Works

Labor crisis, the photovoltaic sector at risk


The photovoltaic sector is expanding sharply throughout Europe, including Italy. This maneuver would close the market and would not allow free competition in the sector ofsolar power.

To request the application of a tax on the import of photovoltaic panels foreign, is a group of European manufacturers. Customs duties applied to solar cells and modules from China could lead to the loss of tens of thousands of jobs. An open market with free competition are fundamental ingredients for making money solar energy accessible to all, especially as regards the use of domestic solar panels.

Today, in Europe, the photovoltaic sector is able to employ over 280,000 people and, despite the recent decline in photovoltaic prices, there is still a steady employment growth, so much so that in Italy there are more and more cosri to become a solar panel installer.

"The greatest potential for Europe lies in regions with local installers and businesses indirectly linked to solar. This positive development would be threatened if the Chinese module industry were forced out of the market; this would have a direct impact on market opportunities for developers and installers, resulting in the loss of thousands of jobs. This is a negative signal for a European economy already in difficulty due to the Euro crisis: it would result in the negation of all the achievements achieved to date in support of more scalable, reliable and safe solar solutions available to businesses, local communities, private customers and institutional investors, canceling everything that the public has asked the solar sector "

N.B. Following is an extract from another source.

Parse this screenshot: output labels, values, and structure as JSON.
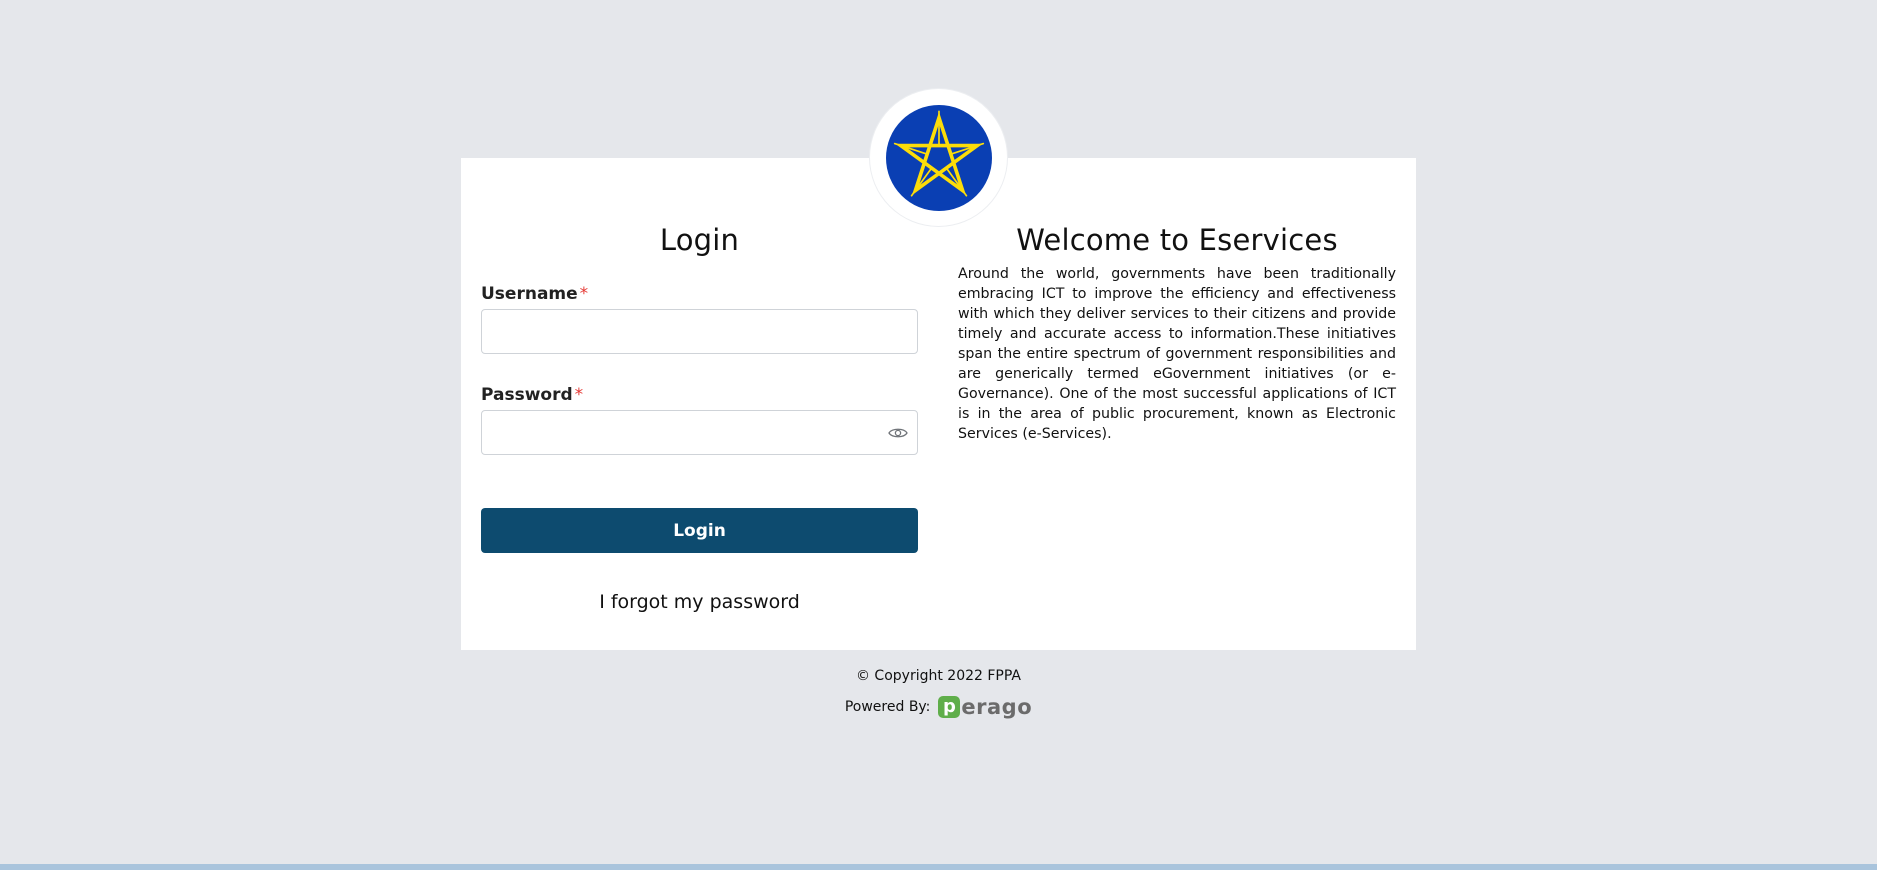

This was stated by Gregory Spanoudakis, president of EMEA Operations of Canadian Solar, a leading company in the international photovoltaic market.

"For our residential, corporate and public customers, customs duties on modules and solar cells would imply a significant increase in costs, thus curbing investments in these solutions", says Paul Wheeler, founder and chairman of MAP Environmental, a British supplier of solar PV technologies. “And in cascade the negative effects would fall on all local suppliers and installers whose activities depend on an economically competitive and efficient technology”.


Video: How do Solar cells work? (October 2020).